→ **Requirement**:
Give back the lines below verbatim, omitting all pictures.

Extracted data entries
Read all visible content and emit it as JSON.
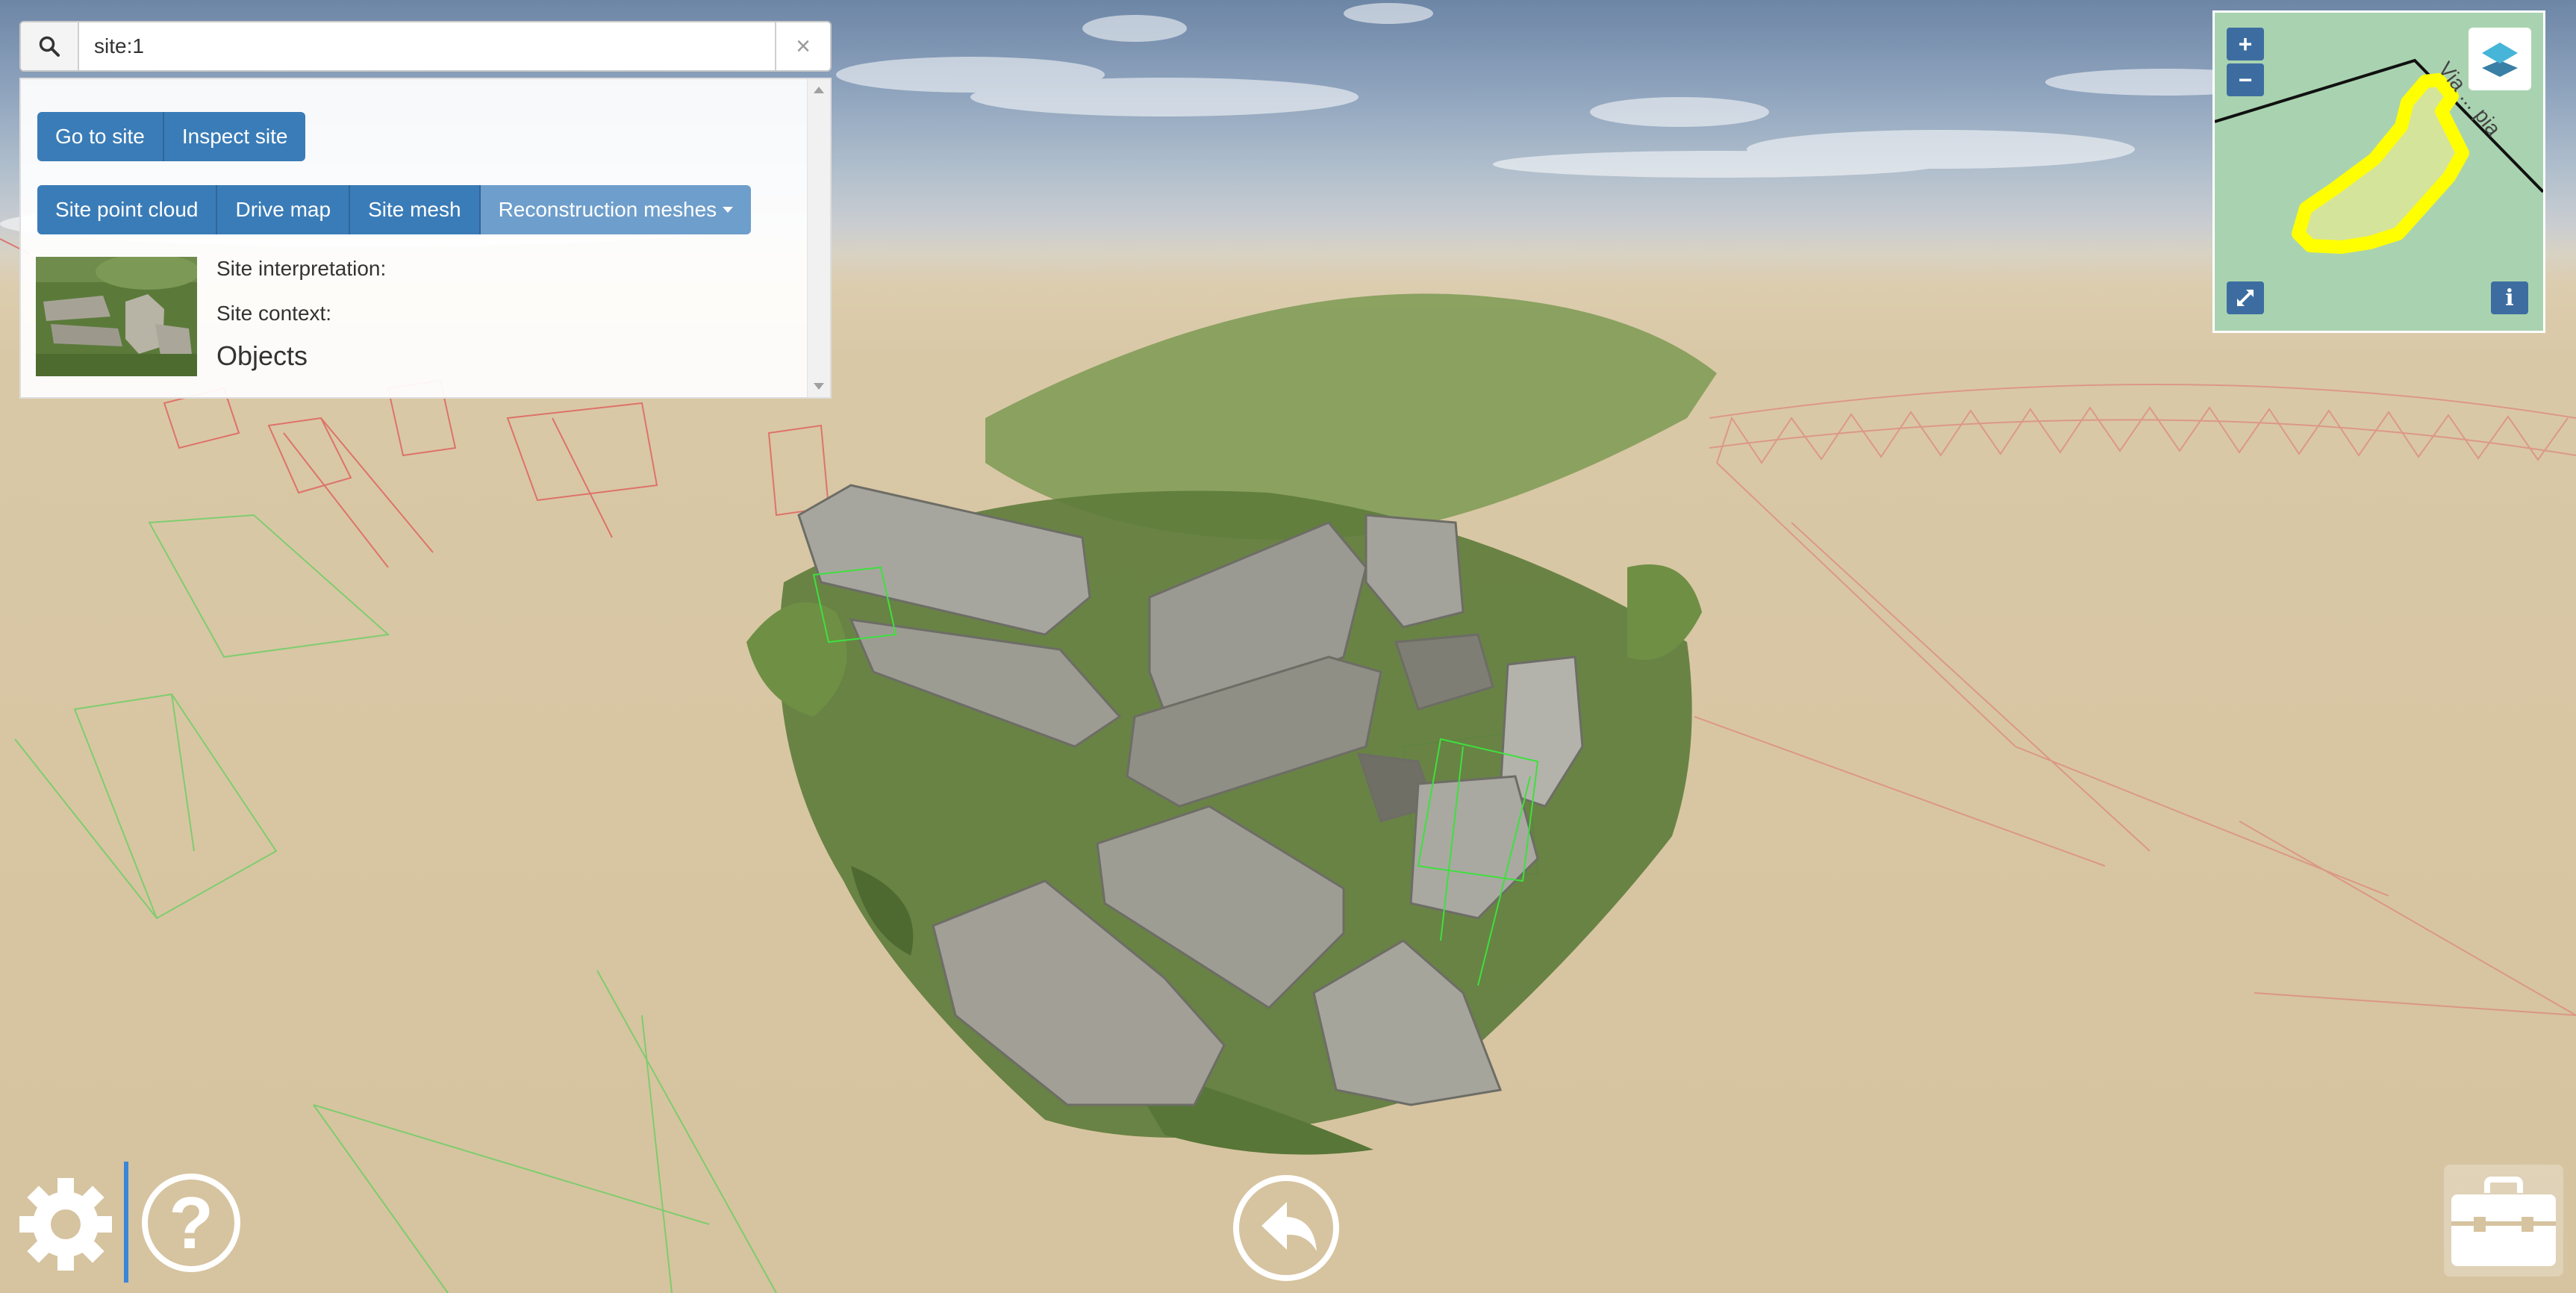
{
  "search": {
    "value": "site:1",
    "clear_label": "×"
  },
  "actions": {
    "go_to_site": "Go to site",
    "inspect_site": "Inspect site",
    "site_point_cloud": "Site point cloud",
    "drive_map": "Drive map",
    "site_mesh": "Site mesh",
    "reconstruction_meshes": "Reconstruction meshes"
  },
  "site_info": {
    "interpretation_label": "Site interpretation:",
    "context_label": "Site context:",
    "objects_heading": "Objects"
  },
  "minimap": {
    "zoom_in": "+",
    "zoom_out": "−",
    "info": "i",
    "road_label": "Via ... pia"
  },
  "help": {
    "symbol": "?"
  },
  "icons": {
    "search": "search-icon",
    "clear": "close-icon",
    "settings": "gear-icon",
    "help": "question-icon",
    "back": "undo-arrow-icon",
    "toolbox": "toolbox-icon",
    "layers": "layers-icon",
    "fullscreen": "expand-icon"
  },
  "colors": {
    "primary_button": "#3a7cb7",
    "dropdown_button": "#6e9ecb",
    "map_background": "#a9d3b0",
    "site_outline": "#ffff00",
    "divider": "#3a86d8"
  }
}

→ **Result for this exercise**:
Read all visible content and emit it as JSON.
{
  "search": {
    "value": "site:1",
    "clear_label": "×"
  },
  "actions": {
    "go_to_site": "Go to site",
    "inspect_site": "Inspect site",
    "site_point_cloud": "Site point cloud",
    "drive_map": "Drive map",
    "site_mesh": "Site mesh",
    "reconstruction_meshes": "Reconstruction meshes"
  },
  "site_info": {
    "interpretation_label": "Site interpretation:",
    "context_label": "Site context:",
    "objects_heading": "Objects"
  },
  "minimap": {
    "zoom_in": "+",
    "zoom_out": "−",
    "info": "i",
    "road_label": "Via ... pia"
  },
  "help": {
    "symbol": "?"
  },
  "icons": {
    "search": "search-icon",
    "clear": "close-icon",
    "settings": "gear-icon",
    "help": "question-icon",
    "back": "undo-arrow-icon",
    "toolbox": "toolbox-icon",
    "layers": "layers-icon",
    "fullscreen": "expand-icon"
  },
  "colors": {
    "primary_button": "#3a7cb7",
    "dropdown_button": "#6e9ecb",
    "map_background": "#a9d3b0",
    "site_outline": "#ffff00",
    "divider": "#3a86d8"
  }
}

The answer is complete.